Apar-T: code, validation, and physical interpretation of particle-in-cell results
Astronomy and Astrophysics
We present the parallel particle-in-cell (PIC) code Apar-T and, more importantly, address the fundamental question of the relations between the PIC model, the Vlasov-Maxwell theory, and real plasmas. First, we present four validation tests: spectra from simulations of thermal plasmas, linear growth rates of the relativistic tearing instability and of the filamentation instability, and non-linear filamentation merging phase. For the filamentation instability we show that the effective growth

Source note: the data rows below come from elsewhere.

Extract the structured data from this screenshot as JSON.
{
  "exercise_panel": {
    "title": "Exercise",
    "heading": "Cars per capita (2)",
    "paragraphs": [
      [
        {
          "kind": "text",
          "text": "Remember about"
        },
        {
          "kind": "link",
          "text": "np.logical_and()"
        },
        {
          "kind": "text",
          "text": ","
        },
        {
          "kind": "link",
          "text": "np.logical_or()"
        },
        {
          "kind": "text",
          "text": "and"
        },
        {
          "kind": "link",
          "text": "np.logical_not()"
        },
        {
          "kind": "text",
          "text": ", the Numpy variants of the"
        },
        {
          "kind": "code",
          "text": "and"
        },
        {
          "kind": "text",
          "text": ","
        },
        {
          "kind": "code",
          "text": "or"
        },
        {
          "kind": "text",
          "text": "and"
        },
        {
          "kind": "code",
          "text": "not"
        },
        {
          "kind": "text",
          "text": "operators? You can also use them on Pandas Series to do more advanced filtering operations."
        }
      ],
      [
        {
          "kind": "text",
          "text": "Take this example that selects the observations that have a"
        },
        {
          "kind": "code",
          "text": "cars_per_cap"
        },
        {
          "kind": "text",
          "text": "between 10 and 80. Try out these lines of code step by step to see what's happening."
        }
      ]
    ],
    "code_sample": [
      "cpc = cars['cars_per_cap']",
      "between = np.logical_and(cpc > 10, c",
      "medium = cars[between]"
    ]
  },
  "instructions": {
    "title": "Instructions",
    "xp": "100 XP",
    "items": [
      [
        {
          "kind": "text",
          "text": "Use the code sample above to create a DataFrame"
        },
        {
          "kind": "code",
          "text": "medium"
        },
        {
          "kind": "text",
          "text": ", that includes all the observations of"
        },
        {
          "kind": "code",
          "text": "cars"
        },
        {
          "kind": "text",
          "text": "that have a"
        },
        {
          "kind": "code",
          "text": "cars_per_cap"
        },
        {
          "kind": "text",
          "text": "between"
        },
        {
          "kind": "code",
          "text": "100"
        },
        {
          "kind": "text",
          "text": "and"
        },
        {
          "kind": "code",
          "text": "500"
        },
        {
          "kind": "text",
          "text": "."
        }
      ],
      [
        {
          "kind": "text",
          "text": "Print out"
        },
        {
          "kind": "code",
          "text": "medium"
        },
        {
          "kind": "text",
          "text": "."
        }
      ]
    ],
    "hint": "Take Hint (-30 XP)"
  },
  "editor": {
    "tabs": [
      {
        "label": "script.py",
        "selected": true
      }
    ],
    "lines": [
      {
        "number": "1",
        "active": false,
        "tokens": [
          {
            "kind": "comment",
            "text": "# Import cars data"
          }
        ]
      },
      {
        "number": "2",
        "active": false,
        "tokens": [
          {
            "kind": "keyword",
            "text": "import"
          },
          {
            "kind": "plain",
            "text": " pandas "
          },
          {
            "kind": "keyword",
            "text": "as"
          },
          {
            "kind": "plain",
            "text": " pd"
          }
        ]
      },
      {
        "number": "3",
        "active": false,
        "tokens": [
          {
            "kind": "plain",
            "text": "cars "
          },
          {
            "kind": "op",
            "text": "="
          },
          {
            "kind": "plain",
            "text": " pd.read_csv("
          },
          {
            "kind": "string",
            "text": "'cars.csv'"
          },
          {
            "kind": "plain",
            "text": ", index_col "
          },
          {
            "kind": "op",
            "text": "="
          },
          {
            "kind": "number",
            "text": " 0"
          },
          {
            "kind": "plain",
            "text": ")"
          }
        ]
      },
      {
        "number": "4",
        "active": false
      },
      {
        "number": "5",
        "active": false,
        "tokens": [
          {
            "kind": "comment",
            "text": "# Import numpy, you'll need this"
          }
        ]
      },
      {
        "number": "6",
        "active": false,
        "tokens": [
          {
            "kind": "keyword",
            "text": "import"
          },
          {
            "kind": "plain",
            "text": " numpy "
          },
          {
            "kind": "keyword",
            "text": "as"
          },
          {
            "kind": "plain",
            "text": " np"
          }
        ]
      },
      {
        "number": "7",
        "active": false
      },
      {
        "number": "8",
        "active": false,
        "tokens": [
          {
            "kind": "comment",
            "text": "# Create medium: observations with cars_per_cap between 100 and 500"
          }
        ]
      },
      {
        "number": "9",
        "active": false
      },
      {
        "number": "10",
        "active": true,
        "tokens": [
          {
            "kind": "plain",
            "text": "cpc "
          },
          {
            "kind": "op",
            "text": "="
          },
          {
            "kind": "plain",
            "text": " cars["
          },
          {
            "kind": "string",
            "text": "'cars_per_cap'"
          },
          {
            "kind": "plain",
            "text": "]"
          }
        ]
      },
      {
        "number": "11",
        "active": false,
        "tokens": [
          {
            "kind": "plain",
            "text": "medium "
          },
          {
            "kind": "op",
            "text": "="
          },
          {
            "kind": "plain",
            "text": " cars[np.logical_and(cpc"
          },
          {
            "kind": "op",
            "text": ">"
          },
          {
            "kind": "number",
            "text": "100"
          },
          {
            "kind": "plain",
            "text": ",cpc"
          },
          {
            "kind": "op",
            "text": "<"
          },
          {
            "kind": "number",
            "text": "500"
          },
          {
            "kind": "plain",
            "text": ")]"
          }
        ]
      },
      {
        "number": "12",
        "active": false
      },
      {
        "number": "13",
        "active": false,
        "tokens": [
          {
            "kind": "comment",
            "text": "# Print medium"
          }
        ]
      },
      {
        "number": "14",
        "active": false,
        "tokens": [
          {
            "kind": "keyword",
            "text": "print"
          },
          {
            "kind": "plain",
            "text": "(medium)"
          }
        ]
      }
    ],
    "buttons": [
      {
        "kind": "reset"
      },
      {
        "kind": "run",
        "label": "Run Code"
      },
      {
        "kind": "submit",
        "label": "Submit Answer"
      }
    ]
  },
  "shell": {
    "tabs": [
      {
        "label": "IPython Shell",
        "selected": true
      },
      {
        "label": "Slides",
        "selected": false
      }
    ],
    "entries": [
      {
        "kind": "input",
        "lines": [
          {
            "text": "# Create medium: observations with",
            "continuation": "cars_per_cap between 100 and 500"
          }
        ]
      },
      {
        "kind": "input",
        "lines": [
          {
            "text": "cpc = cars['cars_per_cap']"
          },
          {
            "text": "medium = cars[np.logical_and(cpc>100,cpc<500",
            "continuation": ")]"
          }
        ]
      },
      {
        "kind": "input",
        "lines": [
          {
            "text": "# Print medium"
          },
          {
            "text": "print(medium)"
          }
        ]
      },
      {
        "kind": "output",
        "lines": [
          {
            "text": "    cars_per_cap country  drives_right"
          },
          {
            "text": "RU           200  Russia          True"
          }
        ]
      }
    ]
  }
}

... ffective growth rates measured on the total energy can differ by more than 50 and from the fastest modes of the simulation. Second, we detail a new method for initial loading of Maxwell-Jüttner particle distributions with relativistic bulk velocity and relativistic temperature, and explain why the traditional method with individual particle boosting fails. Third, we scrutinize the question of what description of physical plasmas is obtained by PIC models. These models rely on two building blocks: coarse-graining, i.e., grouping of the order of p 10^10 real particles into a single computer superparticle, and field storage on a grid with its subsequent finite superparticle size. We introduce the notion of coarse-graining dependent quantities, i.e., quantities depending on p. They derive from the PIC plasma parameter Lambda^PIC, which we show to scale as 1/p. We explore two implications. One is that PIC collision- and fluctuation-induced thermalization times are expected to scale with the number of superparticles per grid cell, and thus to be a factor p 10^10 smaller than in real plasmas. The other is that the level of electric field fluctuations scales as 1/Lambda^PIC p. We provide a corresponding exact expression. Fourth, we compare the Vlasov-Maxwell theory, which describes a phase-space fluid with infinite Lambda, to the PIC model and its relatively small Lambda.